■ Problem details
Every entry that follows should be output exactly, and every image in it left out.

Supplied material: Begin

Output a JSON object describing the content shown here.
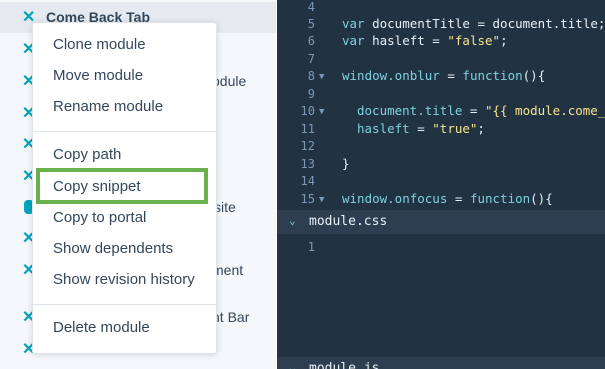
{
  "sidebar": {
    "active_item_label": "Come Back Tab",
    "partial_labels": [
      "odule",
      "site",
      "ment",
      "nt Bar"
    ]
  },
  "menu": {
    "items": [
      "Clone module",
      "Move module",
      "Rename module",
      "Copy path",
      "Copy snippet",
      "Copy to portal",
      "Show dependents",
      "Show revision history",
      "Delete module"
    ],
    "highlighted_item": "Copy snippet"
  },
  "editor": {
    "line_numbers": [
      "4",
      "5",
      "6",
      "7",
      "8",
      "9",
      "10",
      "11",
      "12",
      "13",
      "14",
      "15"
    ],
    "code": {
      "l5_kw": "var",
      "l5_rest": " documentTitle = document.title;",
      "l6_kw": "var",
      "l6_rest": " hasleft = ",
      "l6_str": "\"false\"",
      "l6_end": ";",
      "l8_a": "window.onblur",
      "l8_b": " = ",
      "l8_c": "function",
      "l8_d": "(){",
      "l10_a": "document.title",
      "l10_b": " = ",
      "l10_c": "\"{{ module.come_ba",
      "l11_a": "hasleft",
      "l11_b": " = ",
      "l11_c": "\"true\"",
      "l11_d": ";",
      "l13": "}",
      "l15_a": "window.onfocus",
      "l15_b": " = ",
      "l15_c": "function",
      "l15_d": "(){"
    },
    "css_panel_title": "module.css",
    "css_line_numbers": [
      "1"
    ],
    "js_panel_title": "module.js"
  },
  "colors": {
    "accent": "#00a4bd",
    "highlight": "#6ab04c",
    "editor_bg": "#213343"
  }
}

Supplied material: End

■ Answer box
Output a JSON object describing the content shown here.
{
  "sidebar": {
    "active_item_label": "Come Back Tab",
    "partial_labels": [
      "odule",
      "site",
      "ment",
      "nt Bar"
    ]
  },
  "menu": {
    "items": [
      "Clone module",
      "Move module",
      "Rename module",
      "Copy path",
      "Copy snippet",
      "Copy to portal",
      "Show dependents",
      "Show revision history",
      "Delete module"
    ],
    "highlighted_item": "Copy snippet"
  },
  "editor": {
    "line_numbers": [
      "4",
      "5",
      "6",
      "7",
      "8",
      "9",
      "10",
      "11",
      "12",
      "13",
      "14",
      "15"
    ],
    "code": {
      "l5_kw": "var",
      "l5_rest": " documentTitle = document.title;",
      "l6_kw": "var",
      "l6_rest": " hasleft = ",
      "l6_str": "\"false\"",
      "l6_end": ";",
      "l8_a": "window.onblur",
      "l8_b": " = ",
      "l8_c": "function",
      "l8_d": "(){",
      "l10_a": "document.title",
      "l10_b": " = ",
      "l10_c": "\"{{ module.come_ba",
      "l11_a": "hasleft",
      "l11_b": " = ",
      "l11_c": "\"true\"",
      "l11_d": ";",
      "l13": "}",
      "l15_a": "window.onfocus",
      "l15_b": " = ",
      "l15_c": "function",
      "l15_d": "(){"
    },
    "css_panel_title": "module.css",
    "css_line_numbers": [
      "1"
    ],
    "js_panel_title": "module.js"
  },
  "colors": {
    "accent": "#00a4bd",
    "highlight": "#6ab04c",
    "editor_bg": "#213343"
  }
}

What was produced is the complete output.